In terms of player development, Qatar’s younger generation of players like Akram Afif have started playing in places like Spain, Belgium and Scotland. Do you think players are benefiting from the 2022 effect?
The fact that the World Cup is being staged in your backyard and your country adds a certain emotional motivation.
Let’s not forget that the QFA and Aspire have for a long time been working on developing athletes and football players, and they have a lot of credit to be given for the way these youngsters have progressed.
This is why youngsters like Akram Afif have been in La Liga and others in Belgium and in Europe. The World Cup is a big propellant for these players, and everybody wants to be playing in the World Cup in their own country.

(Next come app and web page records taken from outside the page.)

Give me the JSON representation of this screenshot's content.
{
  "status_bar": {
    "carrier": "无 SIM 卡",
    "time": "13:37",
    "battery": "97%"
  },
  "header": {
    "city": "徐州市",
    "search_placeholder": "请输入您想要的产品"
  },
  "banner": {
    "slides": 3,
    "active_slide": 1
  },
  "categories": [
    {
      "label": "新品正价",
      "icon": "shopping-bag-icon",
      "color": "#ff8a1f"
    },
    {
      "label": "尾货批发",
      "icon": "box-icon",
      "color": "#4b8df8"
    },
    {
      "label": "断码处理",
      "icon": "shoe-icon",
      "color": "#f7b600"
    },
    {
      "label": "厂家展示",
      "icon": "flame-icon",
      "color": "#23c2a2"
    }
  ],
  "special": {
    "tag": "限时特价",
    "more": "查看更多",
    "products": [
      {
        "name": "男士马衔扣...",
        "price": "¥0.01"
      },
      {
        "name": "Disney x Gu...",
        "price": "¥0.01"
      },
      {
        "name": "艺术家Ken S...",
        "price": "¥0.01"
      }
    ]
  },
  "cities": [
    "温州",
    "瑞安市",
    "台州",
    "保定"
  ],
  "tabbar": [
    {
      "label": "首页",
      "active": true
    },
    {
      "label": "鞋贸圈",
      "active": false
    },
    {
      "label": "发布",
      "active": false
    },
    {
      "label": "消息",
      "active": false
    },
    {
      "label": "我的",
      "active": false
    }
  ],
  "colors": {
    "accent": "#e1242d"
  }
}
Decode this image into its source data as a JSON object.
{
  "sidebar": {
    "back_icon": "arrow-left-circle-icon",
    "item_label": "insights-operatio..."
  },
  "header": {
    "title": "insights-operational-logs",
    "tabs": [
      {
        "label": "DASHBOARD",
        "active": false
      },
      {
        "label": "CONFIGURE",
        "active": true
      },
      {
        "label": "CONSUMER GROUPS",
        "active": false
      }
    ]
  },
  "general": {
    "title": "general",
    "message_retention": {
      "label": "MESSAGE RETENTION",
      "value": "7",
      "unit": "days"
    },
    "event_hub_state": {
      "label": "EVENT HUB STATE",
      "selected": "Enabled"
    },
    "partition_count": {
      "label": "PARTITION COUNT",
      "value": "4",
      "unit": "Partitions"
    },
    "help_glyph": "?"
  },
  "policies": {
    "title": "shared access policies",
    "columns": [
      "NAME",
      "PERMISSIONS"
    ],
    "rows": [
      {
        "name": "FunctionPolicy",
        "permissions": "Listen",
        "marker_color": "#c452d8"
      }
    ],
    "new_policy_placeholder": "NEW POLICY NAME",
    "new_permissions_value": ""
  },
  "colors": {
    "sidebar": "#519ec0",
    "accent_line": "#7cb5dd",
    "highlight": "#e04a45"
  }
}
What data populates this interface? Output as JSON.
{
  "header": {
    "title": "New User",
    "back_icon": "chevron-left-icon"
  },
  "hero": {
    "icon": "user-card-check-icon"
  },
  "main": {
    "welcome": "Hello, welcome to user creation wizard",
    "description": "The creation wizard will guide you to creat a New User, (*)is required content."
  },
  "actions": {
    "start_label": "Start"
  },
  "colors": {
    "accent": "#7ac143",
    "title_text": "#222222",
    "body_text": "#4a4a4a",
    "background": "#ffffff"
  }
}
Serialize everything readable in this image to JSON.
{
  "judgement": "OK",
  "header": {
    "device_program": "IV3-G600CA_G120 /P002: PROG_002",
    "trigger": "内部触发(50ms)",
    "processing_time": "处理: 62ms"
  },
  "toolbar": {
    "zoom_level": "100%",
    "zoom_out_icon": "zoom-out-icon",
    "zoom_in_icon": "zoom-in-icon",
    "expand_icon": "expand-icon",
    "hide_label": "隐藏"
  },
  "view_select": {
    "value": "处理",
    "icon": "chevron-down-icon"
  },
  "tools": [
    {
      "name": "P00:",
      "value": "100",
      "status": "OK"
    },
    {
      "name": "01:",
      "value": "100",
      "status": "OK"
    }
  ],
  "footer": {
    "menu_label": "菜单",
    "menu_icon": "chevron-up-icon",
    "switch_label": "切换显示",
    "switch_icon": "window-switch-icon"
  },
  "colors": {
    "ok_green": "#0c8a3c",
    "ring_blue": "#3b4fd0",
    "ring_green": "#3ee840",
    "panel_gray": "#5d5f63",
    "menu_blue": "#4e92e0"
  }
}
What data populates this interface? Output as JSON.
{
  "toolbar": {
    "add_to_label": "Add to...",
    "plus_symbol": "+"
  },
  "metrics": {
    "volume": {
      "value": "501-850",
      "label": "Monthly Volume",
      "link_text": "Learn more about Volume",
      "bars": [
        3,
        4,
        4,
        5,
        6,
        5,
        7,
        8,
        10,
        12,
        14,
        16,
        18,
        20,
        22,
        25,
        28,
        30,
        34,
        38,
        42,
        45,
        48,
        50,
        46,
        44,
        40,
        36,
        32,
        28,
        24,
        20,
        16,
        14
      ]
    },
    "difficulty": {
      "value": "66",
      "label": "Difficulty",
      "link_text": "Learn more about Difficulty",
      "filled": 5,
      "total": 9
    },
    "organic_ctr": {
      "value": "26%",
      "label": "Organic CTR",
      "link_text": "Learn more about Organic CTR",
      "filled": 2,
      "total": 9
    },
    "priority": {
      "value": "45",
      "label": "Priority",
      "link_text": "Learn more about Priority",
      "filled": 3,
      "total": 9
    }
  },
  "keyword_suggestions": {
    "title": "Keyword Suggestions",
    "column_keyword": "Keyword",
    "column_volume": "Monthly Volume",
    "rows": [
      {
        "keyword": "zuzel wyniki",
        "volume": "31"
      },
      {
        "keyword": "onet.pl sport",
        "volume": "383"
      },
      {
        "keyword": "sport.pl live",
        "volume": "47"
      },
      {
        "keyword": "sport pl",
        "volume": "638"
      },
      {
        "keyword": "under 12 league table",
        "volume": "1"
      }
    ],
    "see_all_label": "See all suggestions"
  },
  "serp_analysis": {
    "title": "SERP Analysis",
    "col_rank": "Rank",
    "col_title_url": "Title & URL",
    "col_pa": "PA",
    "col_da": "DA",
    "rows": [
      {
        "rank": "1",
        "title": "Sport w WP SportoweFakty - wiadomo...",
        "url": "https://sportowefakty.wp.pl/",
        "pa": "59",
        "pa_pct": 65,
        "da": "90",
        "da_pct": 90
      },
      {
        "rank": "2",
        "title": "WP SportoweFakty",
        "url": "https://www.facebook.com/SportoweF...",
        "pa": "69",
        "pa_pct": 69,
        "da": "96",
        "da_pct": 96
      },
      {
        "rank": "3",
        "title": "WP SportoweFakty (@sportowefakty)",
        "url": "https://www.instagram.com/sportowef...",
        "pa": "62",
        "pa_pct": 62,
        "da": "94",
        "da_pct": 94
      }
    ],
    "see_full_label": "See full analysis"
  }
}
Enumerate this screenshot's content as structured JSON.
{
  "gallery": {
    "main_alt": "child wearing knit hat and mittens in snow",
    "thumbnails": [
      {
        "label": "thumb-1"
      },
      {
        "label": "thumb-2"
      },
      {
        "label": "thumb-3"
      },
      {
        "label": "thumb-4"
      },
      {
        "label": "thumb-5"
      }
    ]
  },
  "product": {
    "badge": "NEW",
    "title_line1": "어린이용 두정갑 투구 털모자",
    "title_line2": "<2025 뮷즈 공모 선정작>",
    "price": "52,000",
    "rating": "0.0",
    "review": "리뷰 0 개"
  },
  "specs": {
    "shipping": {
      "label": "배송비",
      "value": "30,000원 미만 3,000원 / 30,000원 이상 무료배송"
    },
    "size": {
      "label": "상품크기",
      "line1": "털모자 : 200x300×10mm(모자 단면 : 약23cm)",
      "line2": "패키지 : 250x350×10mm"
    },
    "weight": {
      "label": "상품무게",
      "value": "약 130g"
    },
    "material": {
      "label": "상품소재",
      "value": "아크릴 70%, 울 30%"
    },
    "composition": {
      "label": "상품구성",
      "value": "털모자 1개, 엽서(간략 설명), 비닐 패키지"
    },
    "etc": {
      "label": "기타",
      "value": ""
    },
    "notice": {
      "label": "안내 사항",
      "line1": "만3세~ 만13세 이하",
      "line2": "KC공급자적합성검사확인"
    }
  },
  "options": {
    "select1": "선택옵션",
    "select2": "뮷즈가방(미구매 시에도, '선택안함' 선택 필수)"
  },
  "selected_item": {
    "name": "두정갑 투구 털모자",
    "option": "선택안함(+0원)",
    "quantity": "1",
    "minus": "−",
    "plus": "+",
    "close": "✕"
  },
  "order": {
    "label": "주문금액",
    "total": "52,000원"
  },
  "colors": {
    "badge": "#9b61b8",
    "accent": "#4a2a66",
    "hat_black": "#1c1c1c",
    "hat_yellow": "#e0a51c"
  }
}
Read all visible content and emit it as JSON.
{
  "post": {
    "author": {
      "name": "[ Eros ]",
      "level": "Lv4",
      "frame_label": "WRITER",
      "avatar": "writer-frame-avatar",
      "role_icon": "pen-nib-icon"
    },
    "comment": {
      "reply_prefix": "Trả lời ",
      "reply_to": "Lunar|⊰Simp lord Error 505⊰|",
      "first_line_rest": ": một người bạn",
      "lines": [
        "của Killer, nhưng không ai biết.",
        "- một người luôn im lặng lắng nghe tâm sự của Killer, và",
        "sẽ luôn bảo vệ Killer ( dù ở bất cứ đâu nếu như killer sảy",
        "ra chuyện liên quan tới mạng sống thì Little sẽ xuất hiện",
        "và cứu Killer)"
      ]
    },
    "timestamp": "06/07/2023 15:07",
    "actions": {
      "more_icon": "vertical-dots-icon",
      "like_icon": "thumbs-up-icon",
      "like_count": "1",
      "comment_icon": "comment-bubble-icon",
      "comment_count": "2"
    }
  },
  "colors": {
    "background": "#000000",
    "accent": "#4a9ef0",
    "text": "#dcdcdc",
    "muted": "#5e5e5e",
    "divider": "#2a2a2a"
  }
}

This year has also seen the start of a more in-depth relationship with India after a contractor from the country began work on Al Rayyan Stadium. How important is India in the years leading up to 2022?
The relationship between India and Qatar goes beyond football, it goes back decades.
The Indian population and community has been an integral part of society for decades in Qatar, and has helped build this country and make it what it is today. The final of the AFC Cup in Doha recently showed the level of participation and fan engagement, and displayed the passion India has for football.
India has made a lot of effort in developing football, their league, and I see that India will be a force in the Asian continent when it comes to football. They will host the Under 17 World Cup next year, there is also the intention to host an Under-20 World Cup, so there is a real interest and intention to make India a footballing nation.
I would say good luck to the Indian national team for 2022, and there are a lot of Indian expatriates from the region who will be interested to attend games here, as well as people flying from India. I say to them, welcome, our doors are open.
Finally, looking at the preparations as a football match, we’ve now reached half-time. What do you say to your team in the dressing room ahead of the second 45 minutes?
I think as a coach I’d be very proud of the team, and commend them on a job well done, the team being the entire nation.
The focus was high in the first half, but let’s not forget there’s another 45 minutes where we need to maintain the momentum, and we need to be as resilient and endure as much as we have in the past. If we do that, we should rest assured that we’ll get a positive result.